The King of the Living Room surveyed his kingdom. He didn’t like what he saw. He hated his kingdom.
“This living room isn’t what it used to be,” the King of the Living Room said. “So sad.”
“When I was a child, the living room was much bigger. I used to be able to jump off the couch. I peed in the corner and now the whole damn room smells like urine.”
“So here’s what we are going to do. From here on out it’s the Living room first! Not the kitchen, not the bathroom, not the bedroom. Living room first! This living room is a disaster and I’m the only one who is going to fix it.”
And that’s what the King of the Living Room did. The plushest carpet. Paint melted from ancient Peruvian gold. He replaced an entire wall with a TV. Of course, he didn’t do it himself. He was the King!
“I’m hungry! Bring me some food!” Making the living room Great Again had made the King of the Living Room hungry.
“But sir,” the King’s subject said, “the kitchen . . . it’s in shambles. The fridge doesn’t work. The food is spoiled and all of the cooking supplies have been taken.”

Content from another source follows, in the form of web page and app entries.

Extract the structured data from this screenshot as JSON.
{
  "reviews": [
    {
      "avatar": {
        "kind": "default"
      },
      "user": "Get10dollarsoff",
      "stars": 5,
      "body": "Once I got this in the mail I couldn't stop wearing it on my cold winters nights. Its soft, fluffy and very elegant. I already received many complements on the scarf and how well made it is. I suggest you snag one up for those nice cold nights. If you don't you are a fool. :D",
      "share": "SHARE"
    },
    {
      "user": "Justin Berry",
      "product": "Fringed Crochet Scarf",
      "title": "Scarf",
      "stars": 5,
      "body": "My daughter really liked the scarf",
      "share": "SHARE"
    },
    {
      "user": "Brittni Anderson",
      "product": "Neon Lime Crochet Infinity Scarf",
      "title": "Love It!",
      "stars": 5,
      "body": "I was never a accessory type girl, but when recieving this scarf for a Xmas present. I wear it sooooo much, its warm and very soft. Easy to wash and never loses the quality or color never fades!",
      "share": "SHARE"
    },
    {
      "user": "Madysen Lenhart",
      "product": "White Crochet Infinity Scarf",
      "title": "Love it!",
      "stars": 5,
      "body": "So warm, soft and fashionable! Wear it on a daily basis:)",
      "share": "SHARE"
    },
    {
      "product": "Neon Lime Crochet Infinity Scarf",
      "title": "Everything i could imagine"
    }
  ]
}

“So nasty,” said the King. “Turn down my bed. I’m going to take a nap.”
“But . . . sir,” the subject stammered.
“The bedroom is gone.”
“How can a bedroom be gone?”
“Well, sir, while we poured all our attention and resources into the living room, we stopped caring for the bedroom. It struggled without our support, fell into civil war, and eventually burned to the ground.”
“How can a bedroom fall into civil war?”
“I don’t know, sir, but it did. That’s nothing compared to the genocide and environmental degradation taking place in the bathroom.”
The King of the Living Room sat on the couch he had bought--or someone else had bought with his money--at Michael Jackson’s estate sale. He couldn’t eat because of the state of the kitchen. He couldn’t sleep because of the state of bedroom. He couldn’t even take a leak because of the state of the bathroom.
While he was making the Living Room Great again, the rest of the house had fallen into disrepair. Turns out the problems of the other rooms eventually became his problems. But now it was too late to do anything about it.
He grabbed the remote to turn on his wall-sized TV to look for someone to blame. But the TV wouldn’t turn on.
“Subject, I think the remote needs new batteries,” The King of the Living Room said.
“Sir . . . the batteries were in the kitchen.”
So the King of the Living Room sat on his Michael Jackson couch before the blank, wall-sized TV, staring at a reflection of himself.